=== EXERCISE DATA ===
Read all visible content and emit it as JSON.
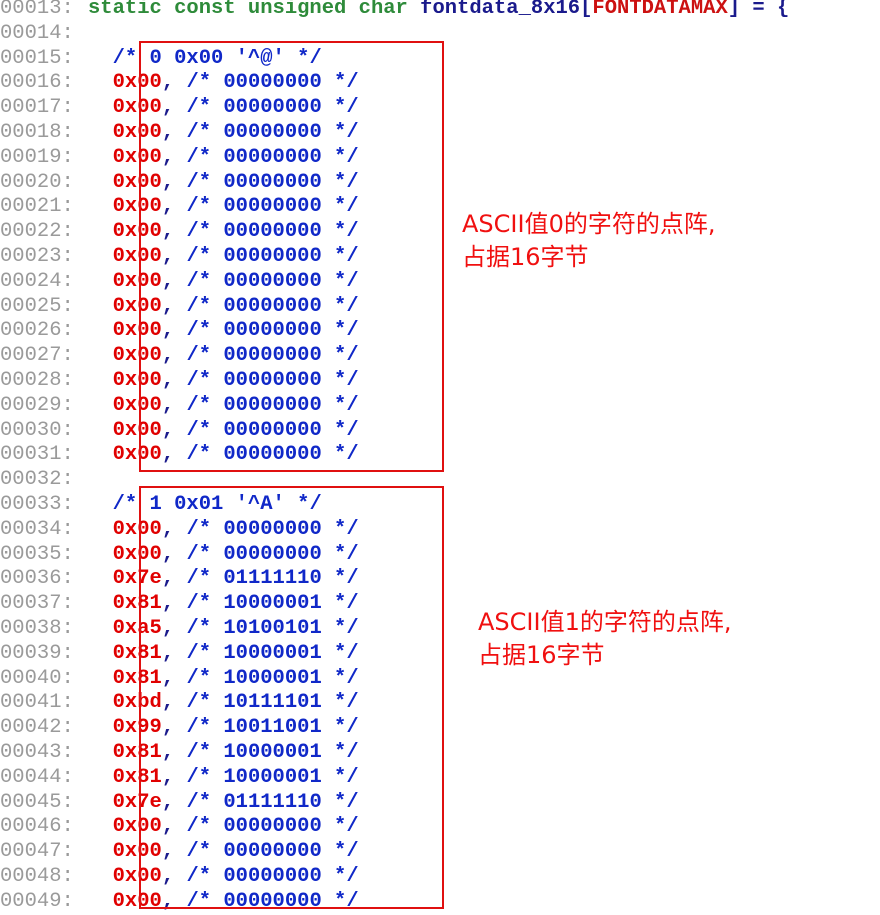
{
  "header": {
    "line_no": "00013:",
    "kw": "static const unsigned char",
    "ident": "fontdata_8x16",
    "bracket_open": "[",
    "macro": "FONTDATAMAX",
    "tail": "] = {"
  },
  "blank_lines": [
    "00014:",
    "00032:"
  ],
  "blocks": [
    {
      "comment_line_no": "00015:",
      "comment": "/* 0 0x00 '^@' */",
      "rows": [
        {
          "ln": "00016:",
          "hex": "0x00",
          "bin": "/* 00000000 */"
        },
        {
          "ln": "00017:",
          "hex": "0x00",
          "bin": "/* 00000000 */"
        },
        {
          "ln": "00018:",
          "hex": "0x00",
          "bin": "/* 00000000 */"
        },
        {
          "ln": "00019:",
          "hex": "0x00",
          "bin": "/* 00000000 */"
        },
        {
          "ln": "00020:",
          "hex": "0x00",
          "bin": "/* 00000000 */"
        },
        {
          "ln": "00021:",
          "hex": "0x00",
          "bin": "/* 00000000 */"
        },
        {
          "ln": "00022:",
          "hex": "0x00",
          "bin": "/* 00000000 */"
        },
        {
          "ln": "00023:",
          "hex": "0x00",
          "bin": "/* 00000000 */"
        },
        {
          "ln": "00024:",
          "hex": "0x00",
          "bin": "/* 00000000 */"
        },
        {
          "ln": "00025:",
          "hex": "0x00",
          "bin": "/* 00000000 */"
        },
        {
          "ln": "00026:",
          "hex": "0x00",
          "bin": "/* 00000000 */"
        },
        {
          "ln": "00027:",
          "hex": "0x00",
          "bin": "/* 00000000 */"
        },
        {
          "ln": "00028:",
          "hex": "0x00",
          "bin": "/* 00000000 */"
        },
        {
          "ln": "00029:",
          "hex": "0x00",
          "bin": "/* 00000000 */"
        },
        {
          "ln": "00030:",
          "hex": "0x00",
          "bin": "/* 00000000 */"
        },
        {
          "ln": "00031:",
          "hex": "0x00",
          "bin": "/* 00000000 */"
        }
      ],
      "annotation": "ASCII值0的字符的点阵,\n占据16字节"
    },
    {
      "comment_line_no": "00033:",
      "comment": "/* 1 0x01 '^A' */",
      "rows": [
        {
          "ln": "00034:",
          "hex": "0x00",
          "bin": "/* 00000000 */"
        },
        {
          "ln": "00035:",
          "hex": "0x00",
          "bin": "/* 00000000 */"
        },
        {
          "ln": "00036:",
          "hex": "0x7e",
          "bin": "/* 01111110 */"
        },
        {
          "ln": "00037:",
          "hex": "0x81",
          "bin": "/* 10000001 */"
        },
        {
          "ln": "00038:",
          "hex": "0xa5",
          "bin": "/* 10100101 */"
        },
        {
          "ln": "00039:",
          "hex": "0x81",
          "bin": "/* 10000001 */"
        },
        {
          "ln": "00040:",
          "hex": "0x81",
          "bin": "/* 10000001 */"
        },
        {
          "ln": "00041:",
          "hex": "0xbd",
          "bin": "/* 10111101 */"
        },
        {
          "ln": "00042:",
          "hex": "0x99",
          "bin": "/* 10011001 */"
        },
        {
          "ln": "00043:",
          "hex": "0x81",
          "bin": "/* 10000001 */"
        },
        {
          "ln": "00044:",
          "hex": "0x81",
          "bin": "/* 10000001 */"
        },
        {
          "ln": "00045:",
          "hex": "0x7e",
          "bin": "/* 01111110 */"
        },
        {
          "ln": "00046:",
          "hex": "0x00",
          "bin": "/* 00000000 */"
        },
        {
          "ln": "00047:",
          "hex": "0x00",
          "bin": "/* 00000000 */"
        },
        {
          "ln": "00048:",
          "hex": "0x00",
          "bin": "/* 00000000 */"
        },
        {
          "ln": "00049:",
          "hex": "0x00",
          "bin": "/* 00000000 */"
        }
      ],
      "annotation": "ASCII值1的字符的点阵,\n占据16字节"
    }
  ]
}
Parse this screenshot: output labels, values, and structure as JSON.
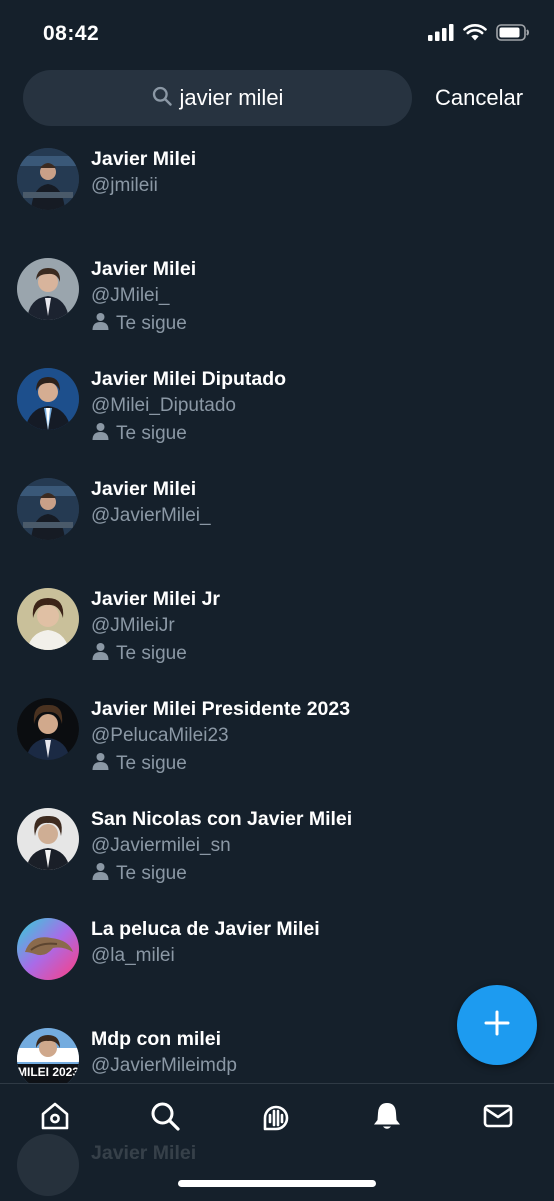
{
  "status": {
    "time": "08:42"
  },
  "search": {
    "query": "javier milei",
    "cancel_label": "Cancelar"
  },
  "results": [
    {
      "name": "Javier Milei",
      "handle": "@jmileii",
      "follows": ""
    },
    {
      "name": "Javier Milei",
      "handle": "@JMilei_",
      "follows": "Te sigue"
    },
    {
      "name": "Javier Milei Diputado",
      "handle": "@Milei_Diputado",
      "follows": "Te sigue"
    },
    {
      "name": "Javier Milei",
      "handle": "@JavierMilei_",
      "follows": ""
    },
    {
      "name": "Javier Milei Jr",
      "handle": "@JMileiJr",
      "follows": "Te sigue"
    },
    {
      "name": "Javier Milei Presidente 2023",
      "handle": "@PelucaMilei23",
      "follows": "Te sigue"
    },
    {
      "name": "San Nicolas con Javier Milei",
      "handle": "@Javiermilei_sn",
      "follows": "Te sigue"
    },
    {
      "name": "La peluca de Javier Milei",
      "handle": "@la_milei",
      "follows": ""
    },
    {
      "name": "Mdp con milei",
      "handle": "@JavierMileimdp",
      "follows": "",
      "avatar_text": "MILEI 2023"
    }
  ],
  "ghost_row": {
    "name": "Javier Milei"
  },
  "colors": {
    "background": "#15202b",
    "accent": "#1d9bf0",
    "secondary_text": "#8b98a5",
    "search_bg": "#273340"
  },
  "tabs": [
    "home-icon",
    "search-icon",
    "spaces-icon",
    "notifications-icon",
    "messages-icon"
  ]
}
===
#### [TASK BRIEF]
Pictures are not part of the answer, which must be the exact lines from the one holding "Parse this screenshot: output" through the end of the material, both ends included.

#### [ANSWER BOX]
Parse this screenshot: output labels, values, and structure as JSON.
{
  "status": {
    "time": "08:42"
  },
  "search": {
    "query": "javier milei",
    "cancel_label": "Cancelar"
  },
  "results": [
    {
      "name": "Javier Milei",
      "handle": "@jmileii",
      "follows": ""
    },
    {
      "name": "Javier Milei",
      "handle": "@JMilei_",
      "follows": "Te sigue"
    },
    {
      "name": "Javier Milei Diputado",
      "handle": "@Milei_Diputado",
      "follows": "Te sigue"
    },
    {
      "name": "Javier Milei",
      "handle": "@JavierMilei_",
      "follows": ""
    },
    {
      "name": "Javier Milei Jr",
      "handle": "@JMileiJr",
      "follows": "Te sigue"
    },
    {
      "name": "Javier Milei Presidente 2023",
      "handle": "@PelucaMilei23",
      "follows": "Te sigue"
    },
    {
      "name": "San Nicolas con Javier Milei",
      "handle": "@Javiermilei_sn",
      "follows": "Te sigue"
    },
    {
      "name": "La peluca de Javier Milei",
      "handle": "@la_milei",
      "follows": ""
    },
    {
      "name": "Mdp con milei",
      "handle": "@JavierMileimdp",
      "follows": "",
      "avatar_text": "MILEI 2023"
    }
  ],
  "ghost_row": {
    "name": "Javier Milei"
  },
  "colors": {
    "background": "#15202b",
    "accent": "#1d9bf0",
    "secondary_text": "#8b98a5",
    "search_bg": "#273340"
  },
  "tabs": [
    "home-icon",
    "search-icon",
    "spaces-icon",
    "notifications-icon",
    "messages-icon"
  ]
}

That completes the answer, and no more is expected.